A Last Will and Testament, known simply as a Will, is a formal legal document governed by strict statutory requirements. It directs how a deceased person’s property and assets will be legally distributed to named individuals and entities. People often misunderstand how property is transferred after death. They believe that when they name their spouse, children or other beneficiaries in a Last Will and Testament, the named beneficiaries will automatically receive the assets after they die. This is incorrect. In order for the named beneficiaries to receive assets of the estate, the Will must be probated. Probate is the legal process by which the Surrogate’s Court validates the Will and authorizes the nominated Executor to act on behalf of the estate. A probate proceeding is required to prove the validity of the Will, settle the affairs of the estate, resolve claims of creditors, adjudicate the interests of heirs and other parties and retitle the assets as the Will directs. For purposes of illustration, consider a home. Would you pay a stranger hundreds of thousands of dollars for a home that belonged to someone who had passed away without proof that the seller had the legal right to sell the house? Of course not. The document that establishes the authority to sell the property is called Letters Testamentary and is issued by the Surrogate’s Court during the probate proceeding.

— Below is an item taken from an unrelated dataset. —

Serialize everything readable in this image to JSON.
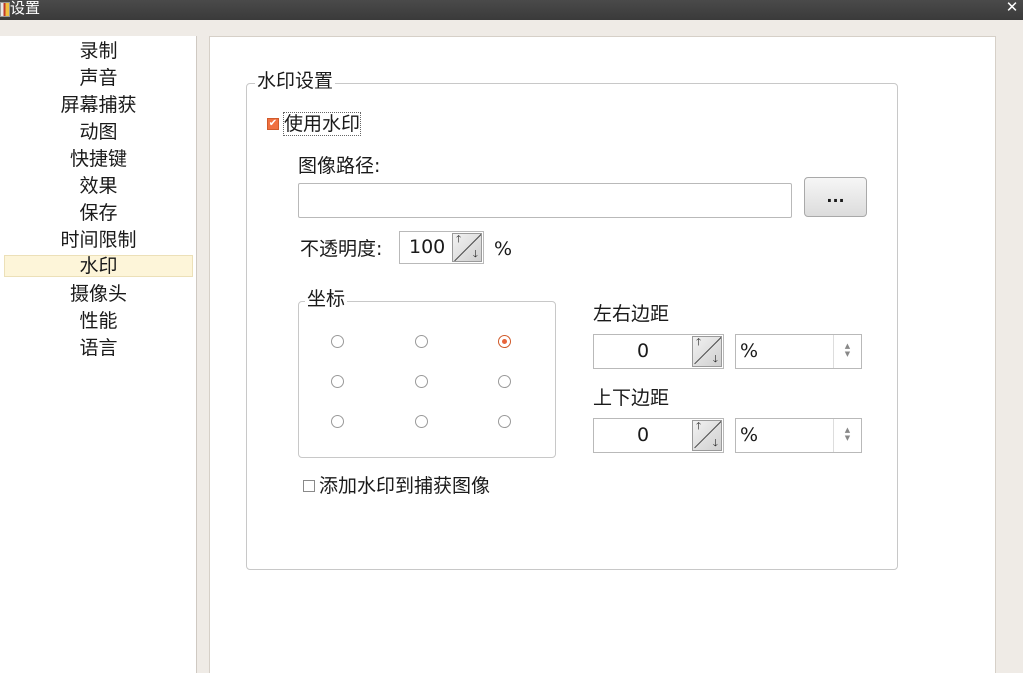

Before the Court accepts the Will for probate, the persons who would be entitled to a share of the estate if the decedent had died without a Will are entitled to notice and an opportunity to challenge the Will or the appointment of the Executor. This process can be time-consuming and costly.
Apart from the cost and delay associated with a probate proceeding, the public nature of the proceeding is often quite distressing. Everything in the Court’s file, including the names and addresses of family members and beneficiaries, and a list of assets and their values is accessible to the general public and can be used to contact family members for solicitations regarding estate property and sometimes for other reasons.
Frequently, people inquire if there is a way to distribute assets after death without the need for a probate proceeding. Trusts have become a popular way of accomplishing this goal. One type of trust, the revocable living trust, achieves the same objectives as a Will, and also provides protection during your lifetime. Like a Will, it directs the distribution of your assets after death. Unlike a Will, it becomes effective immediately and continues to exist after your death. This is important for two reasons: first, there is no need for probate, as your assets are owned by and distributed through your revocable living trust; secondly, it carries out your instructions should you become incapacitated.